Pros and Cons of Refurbished Hardware
Nobody wants to pay retail.
If there were a way to avoid paying the list price every time you purchase something, you probably would. It could be a friend in the business hooking you up with a discount, a promotional offer, or just an old-fashioned coupon.
Being part of the ITAD industry, there’s a way to avoid paying list price that’s part of our daily operations, and that’s refurbished hardware. Estimates show that almost 1/6th of all hardware sold is going to have a second life when it’s sold as a refurbished device. That means that there’s a huge market and a huge opportunity for savings, but what you’re getting for your money isn’t quite as clear.
The biggest hang-up people have with refurbished hardware is the uncertainty. Is it junk? How long will it last? Why did the customer stop using it? Does it come with a warranty? Is this too good to be true?
We get it, and at CDR Global, helping to educate our customers about the best way to make use of refurbished equipment is something we feel strongly about. Like any other market, the available offerings of refurbished hardware represent a wide range of quality and value. If you know what to look for, you can find some great deals while avoiding a future bout of buyer’s remorse.
Misconceptions about Refurbished Hardware
Understanding and dismantling some of the preconceived notions about the second-hand market is a great way to educate yourself. Let’s take a look at some of the more common misconceptions.
Refurbished Hardware Was Defective
Maybe, but it’s also possible to say maybe not. It’s true that some of the hardware may have been defective at one point. It is likely (more likely, actually) that the former owner, as part of an equipment upgrade, traded in the hardware.
Consider your own situation as a baseline – how often do you get a new phone because you’re upgrading the model versus making a new phone purchase because the old one died? For most people, the prime motivation behind ditching the old hardware is because we’ve replaced it with something shiny and new.
Refurbished Hardware Never Comes with Software Licensing
This may have been true in the past, but the big companies are taking steps to make sure that they meet their customers wherever they can. Apple offers a wide variety of Apple-certified refurbished products on their site, and they also certify third parties to repair and resell their products.
In 2015, Microsoft changed their internal policies and lowered the prices on their software licenses for refurbished hardware.
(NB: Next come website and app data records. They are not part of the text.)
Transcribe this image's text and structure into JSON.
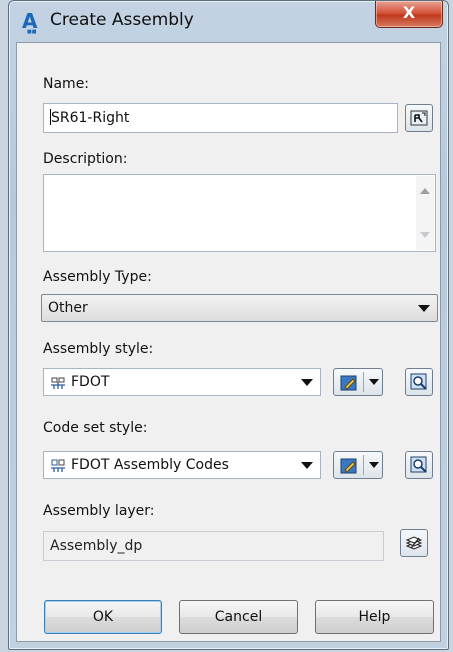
{
  "window": {
    "title": "Create Assembly",
    "close_glyph": "X",
    "app_icon": "A"
  },
  "name": {
    "label": "Name:",
    "value": "SR61-Right",
    "picker_icon": "name-template-icon"
  },
  "description": {
    "label": "Description:",
    "value": ""
  },
  "assembly_type": {
    "label": "Assembly Type:",
    "selected": "Other"
  },
  "assembly_style": {
    "label": "Assembly style:",
    "selected": "FDOT"
  },
  "code_set_style": {
    "label": "Code set style:",
    "selected": "FDOT Assembly Codes"
  },
  "assembly_layer": {
    "label": "Assembly layer:",
    "value": "Assembly_dp"
  },
  "buttons": {
    "ok": "OK",
    "cancel": "Cancel",
    "help": "Help"
  }
}
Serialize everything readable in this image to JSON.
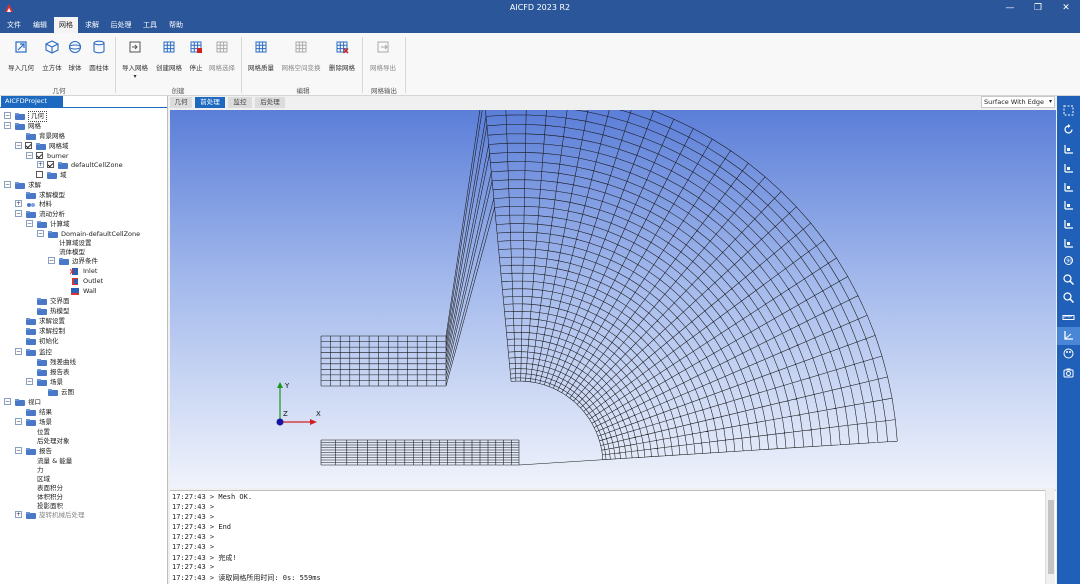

Choosing Refurbished – Some Handy Tips
So what can you do to make sure that you’re not getting taken for a ride when you start shopping for refurbished equipment? The definition of refurbishing is where the gray area lies, but you can cut through the fog if you know what to look for.
Look at your seller’s credentials – If you want to see an example of what a solid furbisher’s resume looks like, you should check out CDR Global’s qualifications. If you’re shopping with someone who has the verified skills, it is a good start.
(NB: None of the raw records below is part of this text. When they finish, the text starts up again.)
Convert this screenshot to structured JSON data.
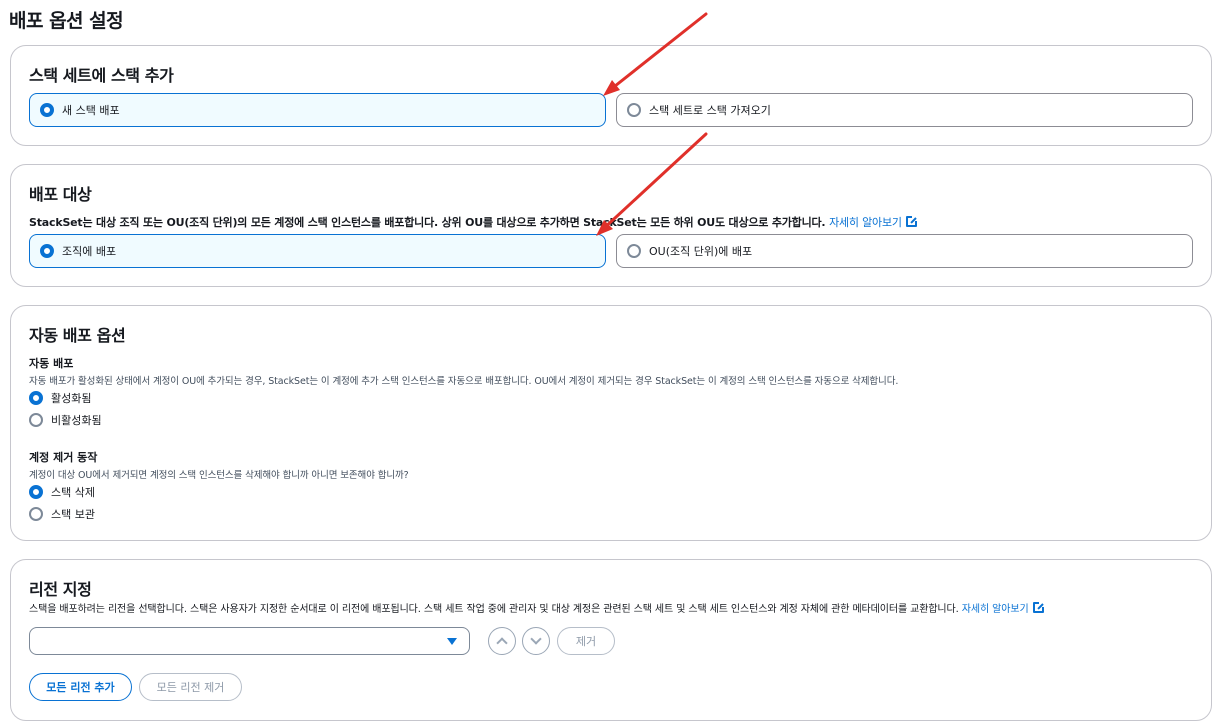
{
  "page": {
    "title": "배포 옵션 설정"
  },
  "add_stacks": {
    "title": "스택 세트에 스택 추가",
    "options": [
      {
        "label": "새 스택 배포",
        "selected": true
      },
      {
        "label": "스택 세트로 스택 가져오기",
        "selected": false
      }
    ]
  },
  "deploy_target": {
    "title": "배포 대상",
    "description": "StackSet는 대상 조직 또는 OU(조직 단위)의 모든 계정에 스택 인스턴스를 배포합니다. 상위 OU를 대상으로 추가하면 StackSet는 모든 하위 OU도 대상으로 추가합니다.",
    "learn_more": "자세히 알아보기",
    "options": [
      {
        "label": "조직에 배포",
        "selected": true
      },
      {
        "label": "OU(조직 단위)에 배포",
        "selected": false
      }
    ]
  },
  "auto_deploy": {
    "title": "자동 배포 옵션",
    "auto": {
      "heading": "자동 배포",
      "description": "자동 배포가 활성화된 상태에서 계정이 OU에 추가되는 경우, StackSet는 이 계정에 추가 스택 인스턴스를 자동으로 배포합니다. OU에서 계정이 제거되는 경우 StackSet는 이 계정의 스택 인스턴스를 자동으로 삭제합니다.",
      "options": [
        {
          "label": "활성화됨",
          "selected": true
        },
        {
          "label": "비활성화됨",
          "selected": false
        }
      ]
    },
    "removal": {
      "heading": "계정 제거 동작",
      "description": "계정이 대상 OU에서 제거되면 계정의 스택 인스턴스를 삭제해야 합니까 아니면 보존해야 합니까?",
      "options": [
        {
          "label": "스택 삭제",
          "selected": true
        },
        {
          "label": "스택 보관",
          "selected": false
        }
      ]
    }
  },
  "regions": {
    "title": "리전 지정",
    "description": "스택을 배포하려는 리전을 선택합니다. 스택은 사용자가 지정한 순서대로 이 리전에 배포됩니다. 스택 세트 작업 중에 관리자 및 대상 계정은 관련된 스택 세트 및 스택 세트 인스턴스와 계정 자체에 관한 메타데이터를 교환합니다.",
    "learn_more": "자세히 알아보기",
    "select_value": "",
    "remove_label": "제거",
    "add_all_label": "모든 리전 추가",
    "remove_all_label": "모든 리전 제거"
  },
  "colors": {
    "accent": "#0972d3",
    "annotation": "#e0302a",
    "border": "#c6c6cd"
  }
}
The kind of warranty you are getting – By now you should know that “As-is/No Warranty” is an invitation for trouble. If a refurbished item includes a warranty, the scope of that warranty is a good indication of the seller’s confidence in the product. A 12-month warranty is a pretty solid clue that you’re probably not getting a lemon. And if your hardware does give out inside the warranty period, well that’s just what warranties are for.
Be informed about pricing – Common sense should tell you that all things being equal, the price of a refurbished device should be less than the retail price of that device in a new, un-used condition.
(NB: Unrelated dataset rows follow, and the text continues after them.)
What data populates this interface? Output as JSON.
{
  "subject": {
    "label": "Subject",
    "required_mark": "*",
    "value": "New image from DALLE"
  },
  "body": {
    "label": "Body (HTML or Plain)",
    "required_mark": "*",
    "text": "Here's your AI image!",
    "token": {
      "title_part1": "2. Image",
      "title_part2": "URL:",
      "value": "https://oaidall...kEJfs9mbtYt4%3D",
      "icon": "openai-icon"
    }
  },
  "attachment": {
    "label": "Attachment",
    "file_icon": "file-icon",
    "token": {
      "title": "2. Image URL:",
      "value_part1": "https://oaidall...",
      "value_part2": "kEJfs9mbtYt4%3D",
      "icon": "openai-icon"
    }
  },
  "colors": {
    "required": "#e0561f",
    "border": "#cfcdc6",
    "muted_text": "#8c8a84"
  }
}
When you’re buying refurbished hardware, you’re usually not dealing with the latest models, so try to find out what the retail price would be of a new model right now, not when it first hit the showroom floor. If you’re buying a 3-year-old, refurbished laptop for $100 and it sold for $600 dollars when it was released, don’t let the dealer tell you that you’re saving $500. Don’t let an artificially inflated discount figure sway you when it’s time to put down the money.
Understand where your refurbished equipment fits into the product cycle – Buying used equipment can save your organization money, but it’s important to be aware that you could also be purchasing a shorter-than-average life cycle. This could be due to the age of the equipment, or it might relate to the fact that the changing landscape of technology means that your refurbished hardware may not stay relevant for as long as the latest models.
Refurbished hardware might save you money today, but it may also force you to schedule your next upgrade sooner than you would experience with a new-hardware purchase. These aren’t necessarily negatives, but simply factors to be aware of.
Lowering your hardware expenses and keeping more devices out of the landfill is a win-win for everyone, and we think that a smart examination of the refurbished hardware market can give your organization a strategic edge.
When you’re ready to be a participant, either as a seller or as a consumer, be sure to involve CDR Global in your efforts and we can definitely make it worth your while. We’ll make sure that you are on the receiving end of the best prices that the market has to offer and that you’re making the smartest IT moves possible.